Overseas military service costing some veterans their LQA
Army clinical psychologist Stephen Fitzgerald, a Navy reservist, is about to lose his Living Quarters Allowance because he was in Germany when he applied for his Army job. He was only in Germany, he said, because the Navy deployed him there to work at Landstuhl Regional Medical Center.
KAISERSLAUTERN, Germany — Like hundreds of Defense Department employees overseas, Stephen Fitzgerald is about to lose his housing allowance.
Unlike most, though, he says he’s in this mess because he was on active duty overseas — where the Navy put him — when he applied for his overseas job.
“I’m being discriminated against for being a reservist,” said Fitzgerald, a captain in the Navy Reserve and civilian clinical psychologist for the Army.
The Army’s revocation of Fitzgerald’s Living Quarters Allowance stems from an audit of LQA recipients that found 659 employees were getting the allowance erroneously.
Oddly, were Fitzgerald to apply for the same job he’s in today in the same circumstances he was in when the Army offered him the psychologist job in 2012, he’d qualify for LQA, according to an Army decision that ultimately denied him the benefit.
The same goes for Patrick Djondo, an Army civilian in Korea who applied for his current position while stationed in that country as an active-duty soldier.
“I wasn’t in Korea on my own” when applying for the job in 2009, Djondo said. “I was sent here by the government.”
As far as the Army’s concerned, that doesn’t matter.
In paperwork denying both men’s claims for reinstatement of their LQA benefits, the Army has cited its definition of “United States hire” prior to Sept. 19, 2013, when the Defense Department issued a memo clarifying the term in response to another LQA claim.
That memo states: “Temporary absences from the U.S. for reasons such as vacations, temporary duty assignments (including the private industry equivalent) or deployments by Reservists and National Guard members do not alter a person’s ‘U.S. hire’ status, as contained in DoDI 1400.25-Volume 1250,” which governs eligibility for overseas allowances and differentials.
Prior to the memo, any absence from the U.S. or its territories during any phase of the hiring process — when applying, interviewing or being offered the job — disqualified candidates from receiving LQA.
The memo denying Fitzgerald’s request for reconsideration states that the circumstances of his 2012 hiring “may be reconciled with the newly developed provisions. However, because the clarifying guidance is to be applied prospectively, we are unable to consider you eligible for the allowance.”

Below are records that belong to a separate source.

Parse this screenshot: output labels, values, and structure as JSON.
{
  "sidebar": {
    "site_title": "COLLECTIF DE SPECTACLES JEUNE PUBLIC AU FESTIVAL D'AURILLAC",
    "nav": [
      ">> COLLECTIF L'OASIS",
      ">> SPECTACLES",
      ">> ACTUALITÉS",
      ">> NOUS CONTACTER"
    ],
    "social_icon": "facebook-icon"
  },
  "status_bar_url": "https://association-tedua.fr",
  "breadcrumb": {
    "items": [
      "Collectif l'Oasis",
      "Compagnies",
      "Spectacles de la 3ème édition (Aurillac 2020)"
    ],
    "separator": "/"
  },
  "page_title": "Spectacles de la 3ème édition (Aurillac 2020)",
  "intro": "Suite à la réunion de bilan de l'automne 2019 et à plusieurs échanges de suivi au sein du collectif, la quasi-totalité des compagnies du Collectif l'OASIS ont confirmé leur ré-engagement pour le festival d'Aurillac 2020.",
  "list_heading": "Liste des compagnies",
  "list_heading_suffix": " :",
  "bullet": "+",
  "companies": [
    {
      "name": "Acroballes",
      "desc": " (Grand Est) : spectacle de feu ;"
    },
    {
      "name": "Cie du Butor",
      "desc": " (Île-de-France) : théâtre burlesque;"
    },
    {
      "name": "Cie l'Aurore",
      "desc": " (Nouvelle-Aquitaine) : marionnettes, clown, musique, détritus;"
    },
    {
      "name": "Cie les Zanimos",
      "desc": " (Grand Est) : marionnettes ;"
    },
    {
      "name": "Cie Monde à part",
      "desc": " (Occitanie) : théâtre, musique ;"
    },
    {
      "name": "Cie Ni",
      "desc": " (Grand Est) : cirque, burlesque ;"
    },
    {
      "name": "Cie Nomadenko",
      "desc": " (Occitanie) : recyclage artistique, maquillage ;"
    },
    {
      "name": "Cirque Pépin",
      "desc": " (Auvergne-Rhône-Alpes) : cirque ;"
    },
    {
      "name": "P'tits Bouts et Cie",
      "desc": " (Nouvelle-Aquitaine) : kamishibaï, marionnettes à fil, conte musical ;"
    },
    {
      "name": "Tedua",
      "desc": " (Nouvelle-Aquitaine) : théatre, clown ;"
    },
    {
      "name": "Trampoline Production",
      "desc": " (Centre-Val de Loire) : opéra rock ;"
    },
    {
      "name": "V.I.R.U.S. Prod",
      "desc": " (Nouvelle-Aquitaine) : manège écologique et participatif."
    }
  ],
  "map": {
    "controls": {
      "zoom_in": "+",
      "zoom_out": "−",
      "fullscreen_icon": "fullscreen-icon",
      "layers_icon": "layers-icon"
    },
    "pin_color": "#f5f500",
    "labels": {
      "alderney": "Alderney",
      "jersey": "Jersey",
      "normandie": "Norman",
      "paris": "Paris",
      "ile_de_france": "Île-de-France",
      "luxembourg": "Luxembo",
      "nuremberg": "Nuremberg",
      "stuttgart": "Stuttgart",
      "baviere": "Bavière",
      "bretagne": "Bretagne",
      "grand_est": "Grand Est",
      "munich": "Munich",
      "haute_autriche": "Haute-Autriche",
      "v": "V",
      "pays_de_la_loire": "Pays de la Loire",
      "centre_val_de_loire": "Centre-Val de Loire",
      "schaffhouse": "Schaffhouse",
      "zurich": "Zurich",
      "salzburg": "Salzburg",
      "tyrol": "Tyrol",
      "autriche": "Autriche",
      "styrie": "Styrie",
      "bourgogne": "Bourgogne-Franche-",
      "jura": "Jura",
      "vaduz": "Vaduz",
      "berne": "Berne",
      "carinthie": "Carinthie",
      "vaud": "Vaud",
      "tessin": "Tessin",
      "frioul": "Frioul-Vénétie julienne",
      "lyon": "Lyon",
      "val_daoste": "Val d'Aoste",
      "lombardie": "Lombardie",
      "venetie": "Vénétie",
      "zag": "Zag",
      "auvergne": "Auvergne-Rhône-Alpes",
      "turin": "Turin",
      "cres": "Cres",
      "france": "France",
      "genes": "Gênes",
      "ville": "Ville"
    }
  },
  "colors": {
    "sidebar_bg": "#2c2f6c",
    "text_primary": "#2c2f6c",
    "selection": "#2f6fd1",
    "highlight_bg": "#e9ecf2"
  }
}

In other words, the Army contends that the Defense Department’s clarification of the definition of “U.S. hire” applies only to those who were hired after the Sept. 19, 2013, memo.
A separate memo to Djondo refusing to reconsider the revocation of his LQA — which he received for more than three years before the audit — contains similar language.

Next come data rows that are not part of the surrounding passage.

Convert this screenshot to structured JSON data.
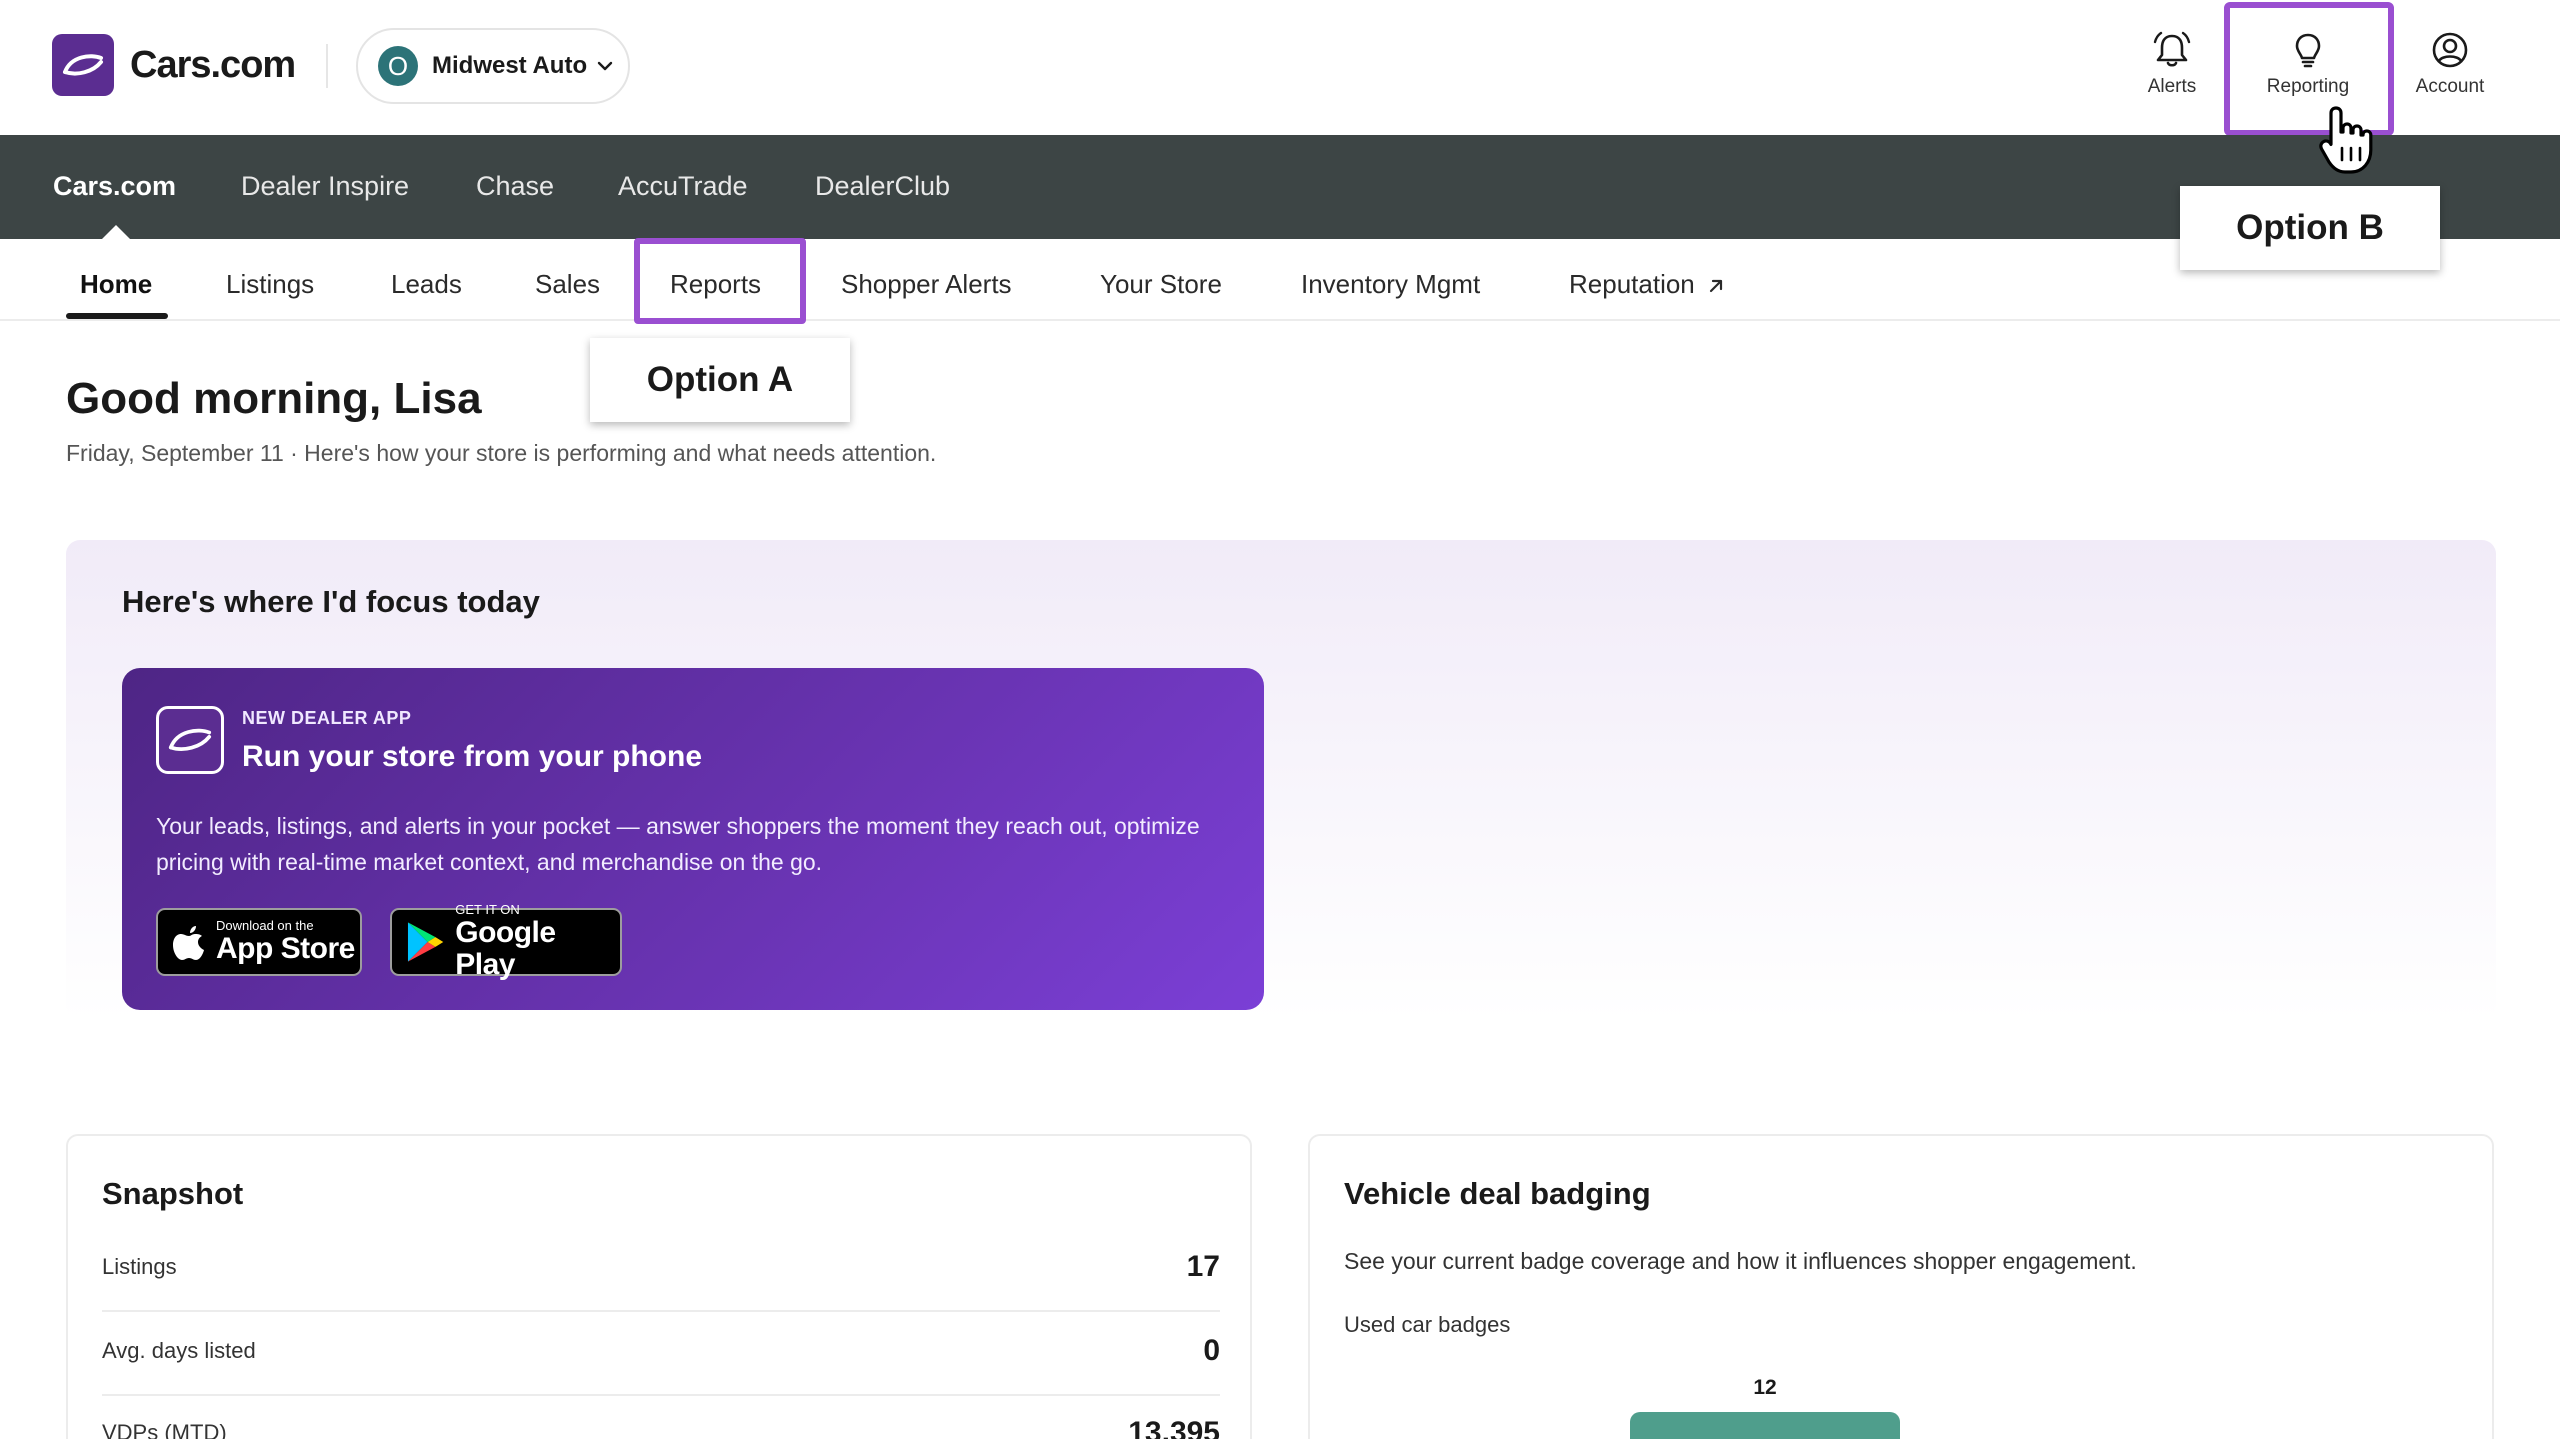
{
  "header": {
    "brand_name": "Cars.com",
    "dealer": {
      "badge": "O",
      "name": "Midwest Auto"
    },
    "icons": {
      "alerts_label": "Alerts",
      "reporting_label": "Reporting",
      "account_label": "Account"
    }
  },
  "brand_tabs": [
    {
      "label": "Cars.com",
      "active": true
    },
    {
      "label": "Dealer Inspire",
      "active": false
    },
    {
      "label": "Chase",
      "active": false
    },
    {
      "label": "AccuTrade",
      "active": false
    },
    {
      "label": "DealerClub",
      "active": false
    }
  ],
  "nav": [
    {
      "label": "Home",
      "active": true
    },
    {
      "label": "Listings",
      "active": false
    },
    {
      "label": "Leads",
      "active": false
    },
    {
      "label": "Sales",
      "active": false
    },
    {
      "label": "Reports",
      "active": false
    },
    {
      "label": "Shopper Alerts",
      "active": false
    },
    {
      "label": "Your Store",
      "active": false
    },
    {
      "label": "Inventory Mgmt",
      "active": false
    },
    {
      "label": "Reputation",
      "active": false
    }
  ],
  "options": {
    "a": "Option A",
    "b": "Option B"
  },
  "greeting": {
    "title": "Good morning, Lisa",
    "subtitle": "Friday, September 11 · Here's how your store is performing and what needs attention."
  },
  "focus": {
    "title": "Here's where I'd focus today",
    "app_card": {
      "eyebrow": "NEW DEALER APP",
      "headline": "Run your store from your phone",
      "body": "Your leads, listings, and alerts in your pocket — answer shoppers the moment they reach out, optimize pricing with real-time market context, and merchandise on the go.",
      "app_store": {
        "small": "Download on the",
        "big": "App Store"
      },
      "google_play": {
        "small": "GET IT ON",
        "big": "Google Play"
      }
    }
  },
  "snapshot": {
    "title": "Snapshot",
    "rows": [
      {
        "label": "Listings",
        "value": "17"
      },
      {
        "label": "Avg. days listed",
        "value": "0"
      },
      {
        "label": "VDPs (MTD)",
        "value": "13,395"
      }
    ]
  },
  "badging": {
    "title": "Vehicle deal badging",
    "description": "See your current badge coverage and how it influences shopper engagement.",
    "subtitle": "Used car badges",
    "bar_value": "12",
    "bar_color": "#4f9e8c"
  },
  "colors": {
    "brand_purple": "#5b2d91",
    "highlight_purple": "#9a4fd1",
    "brand_bar": "#3d4545",
    "dealer_badge": "#2c7378"
  }
}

He’s been told to pay the Army back for its mistake — nearly $77,000. He’s applied to have that waived and is still waiting for an answer.
Civilians who applied for jobs overseas while temporarily abroad also have been affected. Others who have been denied LQA or had it revoked after receiving it were disqualified for a different reason, stemming from a reassessment of the circumstances under which locally hired employees are eligible for LQA.
Fitzgerald and Djondo both said they understand that LQA is a recruitment incentive, not an entitlement.
“But that’s why I signed the paperwork” accepting the job, Fitzgerald said. “You gave me that. And so I thought we had a contract here. And now you’re breaking the contract.”
Had Fitzgerald not deployed to Germany in 2011 and stayed instead working for the Department of Veterans Affairs in Florida — his previous job — he’d have qualified for the allowance.
But he didn’t duck the deployment, he said. “I honored my obligation to my country. Why can’t they honor theirs?”
Djondo, who retired from the Army in 2009 while stationed in Korea, said unlike many caught up in the LQA audit, he didn’t try to homestead overseas. The Army sent him and his belongings back to the U.S. as soon as he separated.
“I didn’t have any intention of coming back to Korea,” he said.
But while going through the Army Career Alumni Program — a requirement for separating soldiers — he put together a resume and applied for Army jobs in Korea as part of the program, with no expectation of an offer. But when he was offered a job with LQA, he took it. Nobody ever said that, by applying from overseas, he would be forfeiting benefits he’d qualify for had he applied from the U.S., he said.
“Now I’m getting penalized for following, verbatim, what the Army has set out for me to do as part of the … separation process.”